Some outlets go with the logo or preference of the entity they're referring to. The Post uses "The Post" in a bit of vanity but lowercases the others to keep things simple. We say Associated Press in credit lines and "the Associated Press" in text. I'd get distracted pretty quickly if an article referred to the Beatles and the Stones as The Beatles and The Stones.
I'm getting tired of the use of "had the opportunity" as a wordy alternative to "did." For example, "I had the opportunity to speak with the Pope" rather than "I spoke with the Pope." Rarely does the former describe anything different from the latter. In fact, it's probably more accurately used when the opportunity was not taken, as "I had the opportunity to speak with the Pope but my alarm did not go off so I missed meeting him."
Yeah. Sometimes we get wordy because we like to hear ourselves talk, but also there's a question of tone. The shortest way of saying something can sound abrupt.
I noticed in your answers you sometimes put the punctuation outside the quotation marks: "people"? and sometimes inside: "media." I've always preached inside unless the word is treated as a word.
"People" was being treated as a word, wasn't it?
Does a British stylebook exist? Do they have a Bryan Garner equivalent?
H.W. Fowler, though that's on the old side. The Times and the Economist and the Guardian all have thorough modern stylebooks.
Amen and amen. Your examples come directly from bosses who are not hands-on workers and fill the void with stuff they learn at conferences: "Attending #ipact2014! All about passion and curiosity!" (Talk about throwing up in your mouth a little...)
How do you manage with going out in public? Are there paparazzi that you know on a first name basis, and have you ever been in a fist fight with one? Who are you wearing?

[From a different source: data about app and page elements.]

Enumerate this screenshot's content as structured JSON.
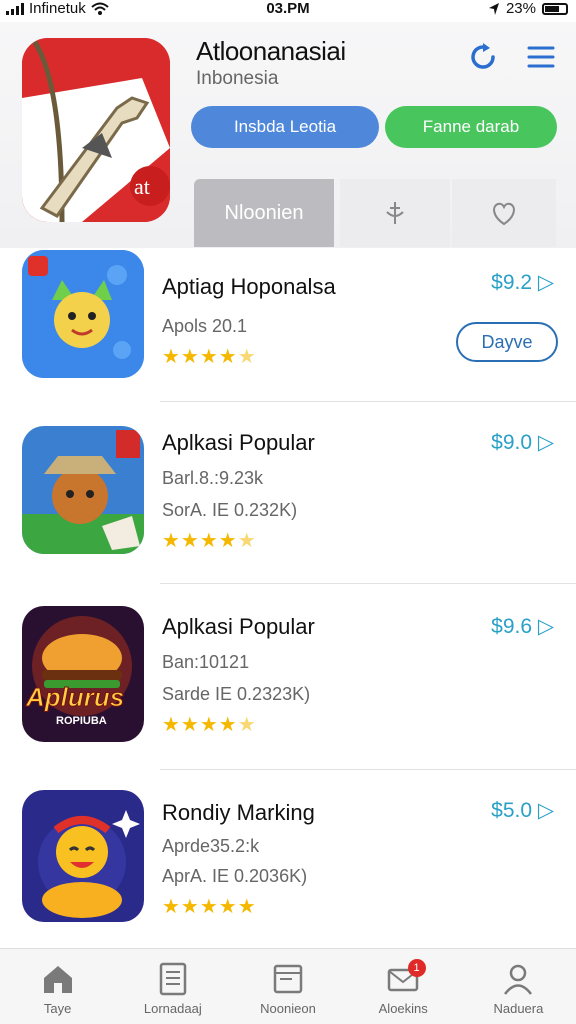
{
  "status_bar": {
    "carrier": "Infinetuk",
    "time": "03.PM",
    "battery": "23%"
  },
  "header": {
    "title": "Atloonanasiai",
    "subtitle": "Inbonesia",
    "primary_button": "Insbda Leotia",
    "secondary_button": "Fanne darab",
    "tab_active": "Nloonien"
  },
  "apps": [
    {
      "name": "Aptiag Hoponalsa",
      "line1": "Apols 20.1",
      "line2": "",
      "rating": 4.5,
      "price": "$9.2 ▷",
      "action": "Dayve"
    },
    {
      "name": "Aplkasi Popular",
      "line1": "Barl.8.:9.23k",
      "line2": "SorA. IE 0.232K)",
      "rating": 4.5,
      "price": "$9.0 ▷"
    },
    {
      "name": "Aplkasi Popular",
      "line1": "Ban:10121",
      "line2": "Sarde IE 0.2323K)",
      "rating": 4.5,
      "price": "$9.6 ▷"
    },
    {
      "name": "Rondiy Marking",
      "line1": "Aprde35.2:k",
      "line2": "AprA. IE 0.2036K)",
      "rating": 5,
      "price": "$5.0 ▷"
    }
  ],
  "icon_labels": {
    "burger_word": "Aplurus",
    "burger_sub": "ROPIUBA"
  },
  "nav": [
    {
      "label": "Taye",
      "icon": "home-icon"
    },
    {
      "label": "Lornadaaj",
      "icon": "document-icon"
    },
    {
      "label": "Noonieon",
      "icon": "folder-icon"
    },
    {
      "label": "Aloekins",
      "icon": "mail-icon",
      "badge": "1"
    },
    {
      "label": "Naduera",
      "icon": "person-icon"
    }
  ],
  "colors": {
    "accent_blue": "#4f87db",
    "accent_green": "#49c55e",
    "price": "#2aa0c8",
    "star": "#f5b800"
  }
}
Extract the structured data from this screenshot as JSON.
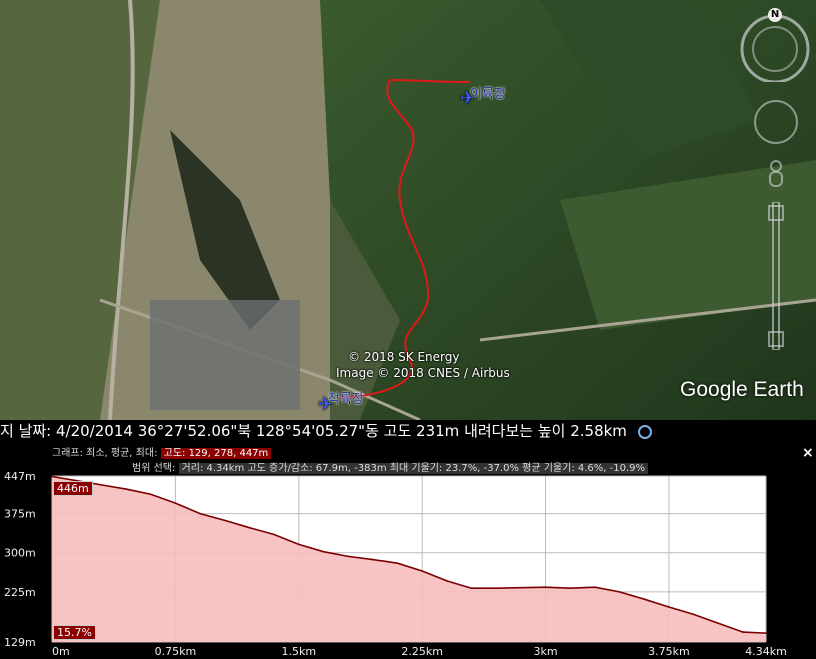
{
  "map": {
    "label_landing": "착륙장",
    "label_takeoff": "이륙장",
    "copyright_1": "© 2018 SK Energy",
    "copyright_2": "Image © 2018 CNES / Airbus",
    "logo": "Google Earth",
    "compass_letter": "N"
  },
  "statusbar": {
    "date": "지 날짜: 4/20/2014",
    "coords": "36°27'52.06\"북 128°54'05.27\"동",
    "elevation": "고도   231m",
    "eye_alt": "내려다보는 높이   2.58km"
  },
  "profile": {
    "graph_label": "그래프: 최소, 평균, 최대:",
    "graph_values": "고도: 129, 278, 447m",
    "range_label": "범위 선택:",
    "range_values": "거리: 4.34km 고도 증가/감소: 67.9m, -383m 최대 기울기: 23.7%, -37.0% 평균 기울기: 4.6%, -10.9%",
    "y_ticks": [
      "447m",
      "375m",
      "300m",
      "225m",
      "129m"
    ],
    "x_ticks": [
      "0m",
      "0.75km",
      "1.5km",
      "2.25km",
      "3km",
      "3.75km",
      "4.34km"
    ],
    "cursor_elev": "446m",
    "cursor_grade": "15.7%",
    "close": "×"
  },
  "chart_data": {
    "type": "area",
    "title": "",
    "xlabel": "",
    "ylabel": "",
    "x_unit": "km",
    "ylim": [
      129,
      447
    ],
    "xlim": [
      0,
      4.34
    ],
    "x": [
      0,
      0.15,
      0.3,
      0.45,
      0.6,
      0.75,
      0.9,
      1.05,
      1.2,
      1.35,
      1.5,
      1.65,
      1.8,
      1.95,
      2.1,
      2.25,
      2.4,
      2.55,
      2.7,
      2.85,
      3.0,
      3.15,
      3.3,
      3.45,
      3.6,
      3.75,
      3.9,
      4.05,
      4.2,
      4.34
    ],
    "y": [
      446,
      438,
      430,
      422,
      412,
      395,
      375,
      362,
      348,
      335,
      316,
      302,
      293,
      287,
      280,
      265,
      246,
      232,
      232,
      233,
      234,
      232,
      234,
      225,
      211,
      196,
      182,
      165,
      148,
      146
    ],
    "colors": {
      "line": "#7a0000",
      "fill": "#f7bcbc"
    },
    "grid": true
  }
}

I was recognized out of context on the street once. That was odd. And by a kid of maybe 19, not my usual graying-librarian demographic!